Work instructions =>
Each line of the data below that holds the word "JSON" is to be reported in full.
[Data to examine]
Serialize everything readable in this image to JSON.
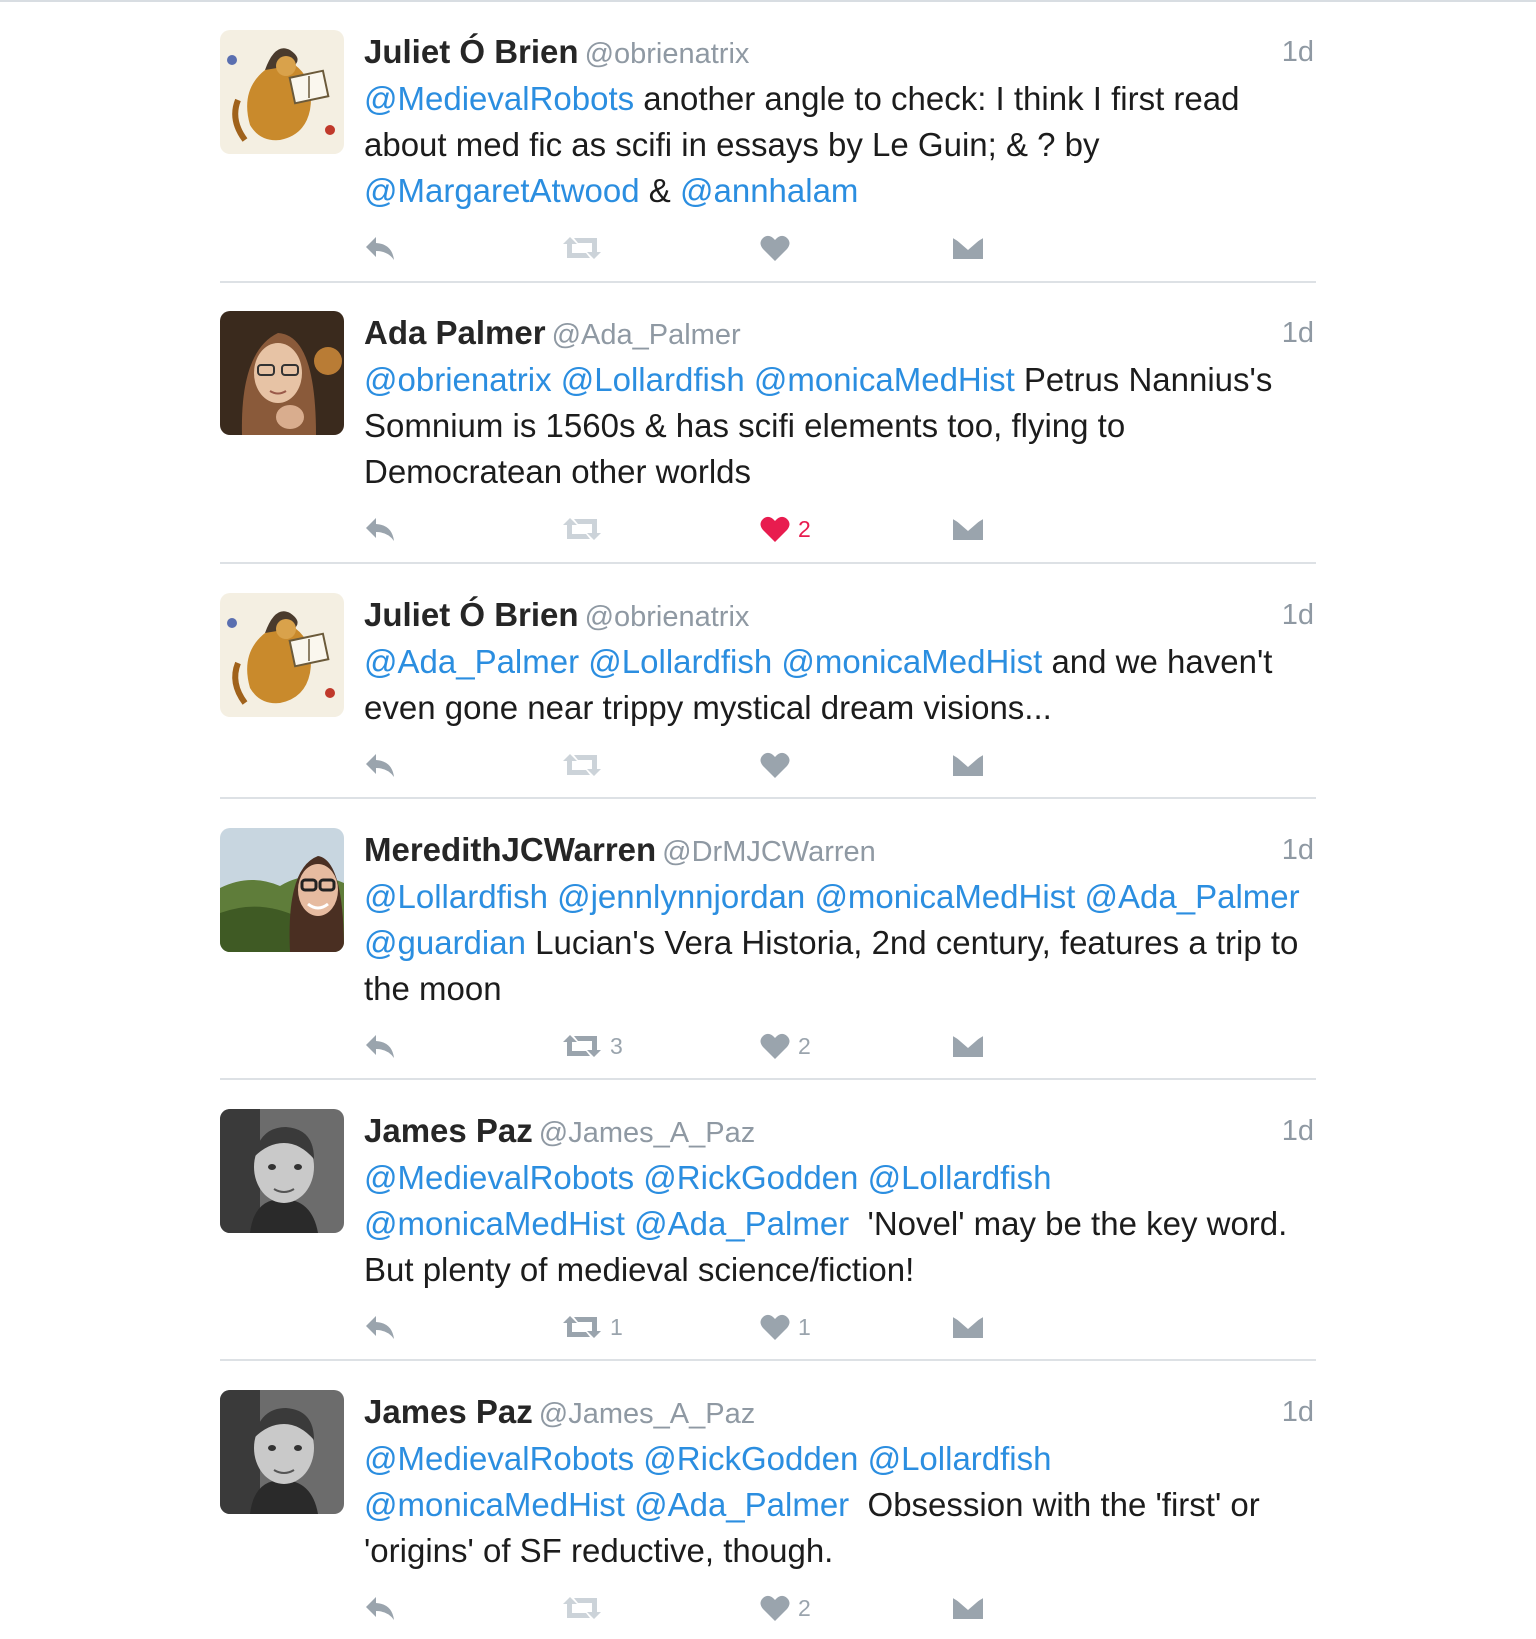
{
  "tweets": [
    {
      "name": "Juliet Ó Brien",
      "handle": "@obrienatrix",
      "time": "1d",
      "avatar": "illuminated-manuscript-avatar",
      "segments": [
        {
          "t": "@MedievalRobots",
          "m": true
        },
        {
          "t": " another angle to check: I think I first read about med fic as scifi in essays by Le Guin; & ? by "
        },
        {
          "t": "@MargaretAtwood",
          "m": true
        },
        {
          "t": " & "
        },
        {
          "t": "@annhalam",
          "m": true
        }
      ],
      "retweets": "",
      "likes": "",
      "liked": false
    },
    {
      "name": "Ada Palmer",
      "handle": "@Ada_Palmer",
      "time": "1d",
      "avatar": "woman-glasses-avatar",
      "segments": [
        {
          "t": "@obrienatrix",
          "m": true
        },
        {
          "t": " "
        },
        {
          "t": "@Lollardfish",
          "m": true
        },
        {
          "t": " "
        },
        {
          "t": "@monicaMedHist",
          "m": true
        },
        {
          "t": " Petrus Nannius's Somnium is 1560s & has scifi elements too, flying to Democratean other worlds"
        }
      ],
      "retweets": "",
      "likes": "2",
      "liked": true
    },
    {
      "name": "Juliet Ó Brien",
      "handle": "@obrienatrix",
      "time": "1d",
      "avatar": "illuminated-manuscript-avatar",
      "segments": [
        {
          "t": "@Ada_Palmer",
          "m": true
        },
        {
          "t": " "
        },
        {
          "t": "@Lollardfish",
          "m": true
        },
        {
          "t": " "
        },
        {
          "t": "@monicaMedHist",
          "m": true
        },
        {
          "t": " and we haven't even gone near trippy mystical dream visions..."
        }
      ],
      "retweets": "",
      "likes": "",
      "liked": false
    },
    {
      "name": "MeredithJCWarren",
      "handle": "@DrMJCWarren",
      "time": "1d",
      "avatar": "woman-landscape-avatar",
      "segments": [
        {
          "t": "@Lollardfish",
          "m": true
        },
        {
          "t": " "
        },
        {
          "t": "@jennlynnjordan",
          "m": true
        },
        {
          "t": " "
        },
        {
          "t": "@monicaMedHist",
          "m": true
        },
        {
          "t": " "
        },
        {
          "t": "@Ada_Palmer",
          "m": true
        },
        {
          "t": " "
        },
        {
          "t": "@guardian",
          "m": true
        },
        {
          "t": " Lucian's Vera Historia, 2nd century, features a trip to the moon"
        }
      ],
      "retweets": "3",
      "likes": "2",
      "liked": false
    },
    {
      "name": "James Paz",
      "handle": "@James_A_Paz",
      "time": "1d",
      "avatar": "man-bw-avatar",
      "segments": [
        {
          "t": "@MedievalRobots",
          "m": true
        },
        {
          "t": " "
        },
        {
          "t": "@RickGodden",
          "m": true
        },
        {
          "t": " "
        },
        {
          "t": "@Lollardfish",
          "m": true
        },
        {
          "t": " "
        },
        {
          "t": "@monicaMedHist",
          "m": true
        },
        {
          "t": " "
        },
        {
          "t": "@Ada_Palmer",
          "m": true
        },
        {
          "t": "  'Novel' may be the key word. But plenty of medieval science/fiction!"
        }
      ],
      "retweets": "1",
      "likes": "1",
      "liked": false
    },
    {
      "name": "James Paz",
      "handle": "@James_A_Paz",
      "time": "1d",
      "avatar": "man-bw-avatar",
      "segments": [
        {
          "t": "@MedievalRobots",
          "m": true
        },
        {
          "t": " "
        },
        {
          "t": "@RickGodden",
          "m": true
        },
        {
          "t": " "
        },
        {
          "t": "@Lollardfish",
          "m": true
        },
        {
          "t": " "
        },
        {
          "t": "@monicaMedHist",
          "m": true
        },
        {
          "t": " "
        },
        {
          "t": "@Ada_Palmer",
          "m": true
        },
        {
          "t": "  Obsession with the 'first' or 'origins' of SF reductive, though."
        }
      ],
      "retweets": "",
      "likes": "2",
      "liked": false
    }
  ],
  "colors": {
    "mention": "#2b8ee0",
    "liked": "#e81c4f",
    "icon": "#9aa4ad",
    "text": "#1c1c1c",
    "handle": "#8f99a3"
  }
}
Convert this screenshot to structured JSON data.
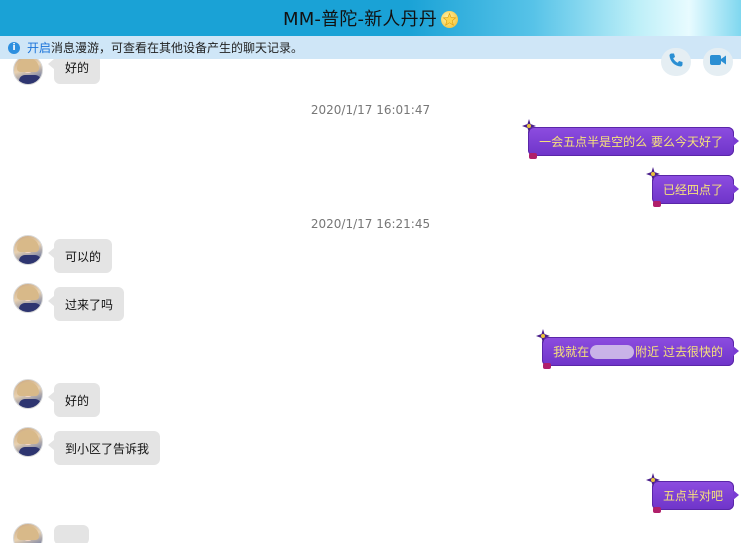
{
  "window": {
    "title": "MM-普陀-新人丹丹"
  },
  "info_bar": {
    "link": "开启",
    "message": "消息漫游，可查看在其他设备产生的聊天记录。"
  },
  "chat": {
    "partial_top_message": "好的",
    "timestamps": [
      "2020/1/17 16:01:47",
      "2020/1/17 16:21:45"
    ],
    "outgoing": [
      "一会五点半是空的么 要么今天好了",
      "已经四点了",
      "五点半对吧"
    ],
    "outgoing_redacted": {
      "before": "我就在",
      "after": "附近 过去很快的"
    },
    "incoming": [
      "可以的",
      "过来了吗",
      "好的",
      "到小区了告诉我"
    ]
  },
  "colors": {
    "title_bar": "#1aa2d6",
    "info_bar": "#cfe6f7",
    "outgoing_bubble": "#7a3cd4",
    "outgoing_text": "#f7e27a",
    "incoming_bubble": "#e4e4e4"
  }
}
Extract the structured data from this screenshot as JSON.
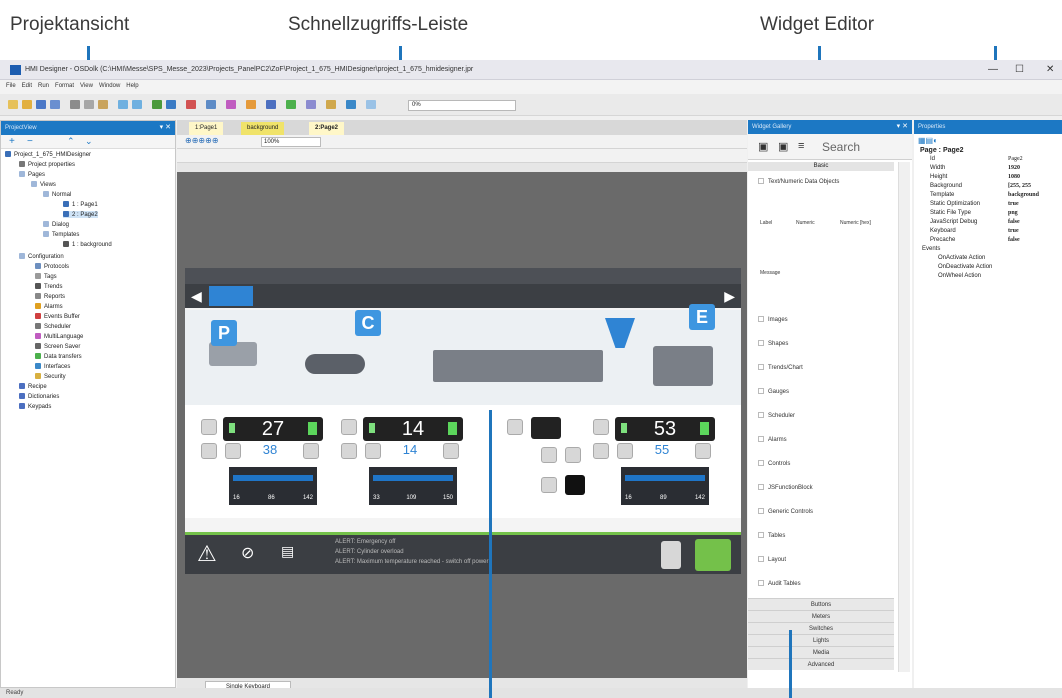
{
  "callouts": {
    "projektansicht": "Projektansicht",
    "schnellzugriff": "Schnellzugriffs-Leiste",
    "widget_editor": "Widget Editor"
  },
  "window": {
    "title": "HMI Designer - OSDolk (C:\\HMI\\Messe\\SPS_Messe_2023\\Projects_PanelPC2\\ZoF\\Project_1_675_HMIDesigner\\project_1_675_hmidesigner.jpr",
    "minimize": "—",
    "maximize": "☐",
    "close": "✕"
  },
  "menu": [
    "File",
    "Edit",
    "Run",
    "Format",
    "View",
    "Window",
    "Help"
  ],
  "toolbar": {
    "combo_value": "0%"
  },
  "project_view": {
    "title": "ProjectView",
    "items": [
      "Project_1_675_HMIDesigner",
      "Project properties",
      "Pages",
      "Views",
      "Normal",
      "1 : Page1",
      "2 : Page2",
      "Dialog",
      "Templates",
      "1 : background",
      "Configuration",
      "Protocols",
      "Tags",
      "Trends",
      "Reports",
      "Alarms",
      "Events Buffer",
      "Scheduler",
      "MultiLanguage",
      "Screen Saver",
      "Data transfers",
      "Interfaces",
      "Security",
      "Recipe",
      "Dictionaries",
      "Keypads"
    ],
    "footer": "Single Keyboard"
  },
  "editor": {
    "tabs": [
      "1:Page1",
      "background",
      "2:Page2"
    ],
    "zoom": "100%"
  },
  "hmi": {
    "badges": [
      "P",
      "C",
      "E"
    ],
    "gauge1_value": "27",
    "gauge1_sub": "38",
    "gauge2_value": "14",
    "gauge2_sub": "14",
    "gauge3_value": "53",
    "gauge3_sub": "55",
    "scale1": [
      "16",
      "86",
      "142"
    ],
    "scale2": [
      "33",
      "109",
      "150"
    ],
    "scale3": [
      "16",
      "89",
      "142"
    ],
    "msg1": "ALERT: Emergency off",
    "msg2": "ALERT: Cylinder overload",
    "msg3": "ALERT: Maximum temperature reached - switch off power"
  },
  "gallery": {
    "title": "Widget Gallery",
    "search_placeholder": "Search",
    "header": "Basic",
    "section": "Text/Numeric Data Objects",
    "basic_items": [
      "Label",
      "Numeric",
      "Numeric [hex]",
      "Message"
    ],
    "items": [
      "Images",
      "Shapes",
      "Trends/Chart",
      "Gauges",
      "Scheduler",
      "Alarms",
      "Controls",
      "JSFunctionBlock",
      "Generic Controls",
      "Tables",
      "Layout",
      "Audit Tables"
    ],
    "subsections": [
      "Buttons",
      "Meters",
      "Switches",
      "Lights",
      "Media",
      "Advanced"
    ]
  },
  "properties": {
    "title": "Properties",
    "object": "Page : Page2",
    "rows": [
      [
        "Id",
        "Page2"
      ],
      [
        "Width",
        "1920"
      ],
      [
        "Height",
        "1080"
      ],
      [
        "Background",
        "[255, 255"
      ],
      [
        "Template",
        "background"
      ],
      [
        "Static Optimization",
        "true"
      ],
      [
        "Static File Type",
        "png"
      ],
      [
        "JavaScript Debug",
        "false"
      ],
      [
        "Keyboard",
        "true"
      ],
      [
        "Precache",
        "false"
      ],
      [
        "Events",
        ""
      ],
      [
        "OnActivate Action",
        ""
      ],
      [
        "OnDeactivate Action",
        ""
      ],
      [
        "OnWheel Action",
        ""
      ]
    ]
  },
  "status": {
    "ready": "Ready"
  }
}
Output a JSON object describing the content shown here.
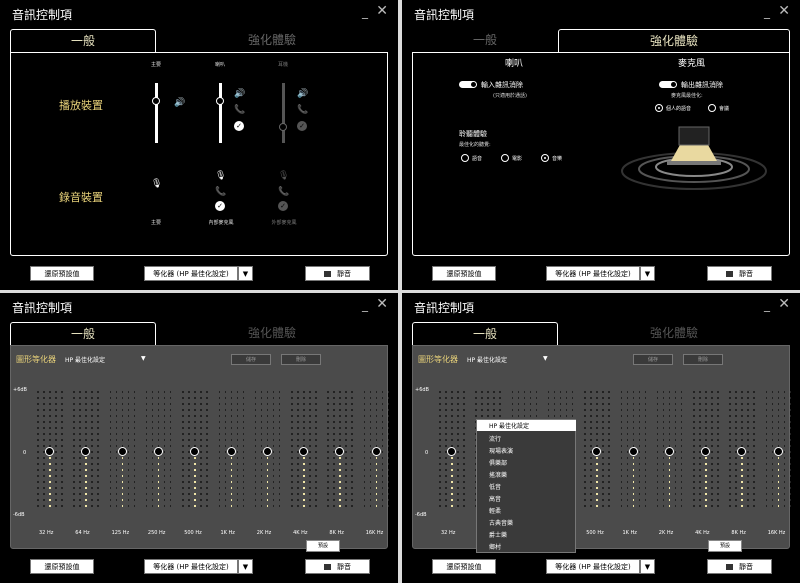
{
  "window_title": "音訊控制項",
  "tabs": {
    "general": "一般",
    "enhanced": "強化體驗"
  },
  "footer": {
    "restore": "還原預設值",
    "equalizer": "等化器 (HP 最佳化設定)",
    "mute": "靜音"
  },
  "general": {
    "playback_label": "播放裝置",
    "recording_label": "錄音裝置",
    "playback_devices": [
      "主要",
      "喇叭",
      "耳機"
    ],
    "recording_devices": [
      "主要",
      "內部麥克風",
      "外部麥克風"
    ]
  },
  "enhanced": {
    "speaker_header": "喇叭",
    "mic_header": "麥克風",
    "input_noise_cancel": "輸入雜訊消除",
    "input_noise_note": "(只適用於通話)",
    "output_noise_cancel": "輸出雜訊消除",
    "mic_optimize_for": "麥克風最佳化:",
    "mic_options": [
      "個人的語音",
      "會議"
    ],
    "listening_experience": "聆聽體驗",
    "optimize_for": "最佳化的聽覺:",
    "listen_options": [
      "語音",
      "電影",
      "音樂"
    ]
  },
  "equalizer": {
    "label": "圖形等化器",
    "preset": "HP 最佳化設定",
    "save": "儲存",
    "delete": "刪除",
    "reset": "預設",
    "db_max": "+6dB",
    "db_zero": "0",
    "db_min": "-6dB",
    "frequencies": [
      "32 Hz",
      "64 Hz",
      "125 Hz",
      "250 Hz",
      "500 Hz",
      "1K Hz",
      "2K Hz",
      "4K Hz",
      "8K Hz",
      "16K Hz"
    ],
    "presets": [
      "HP 最佳化設定",
      "流行",
      "現場表演",
      "俱樂部",
      "搖滾樂",
      "低音",
      "高音",
      "輕柔",
      "古典音樂",
      "爵士樂",
      "鄉村"
    ]
  },
  "icons": [
    "minimize-icon",
    "close-icon",
    "speaker-icon",
    "phone-icon",
    "mic-icon",
    "check-icon",
    "windows-icon",
    "dropdown-arrow-icon"
  ]
}
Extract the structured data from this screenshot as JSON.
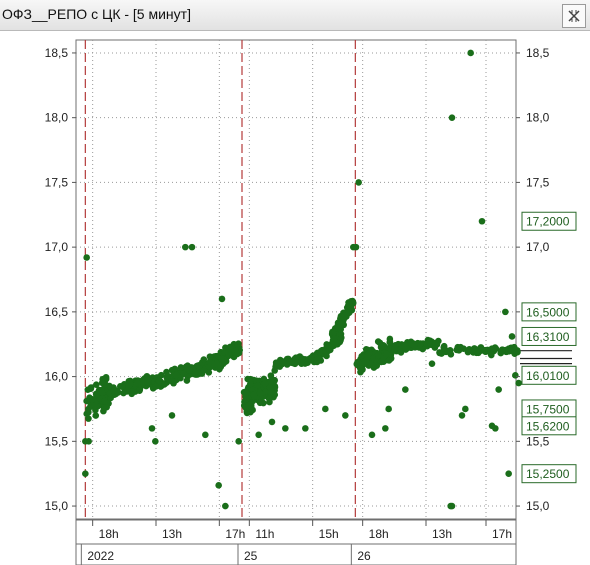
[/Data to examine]
Expected output =>
Serialize everything readable in this image to JSON.
Convert this screenshot to structured JSON data.
Extract the structured data from this screenshot as JSON.
Output a JSON object describing the content shown here.
Extract the structured data from this screenshot as JSON.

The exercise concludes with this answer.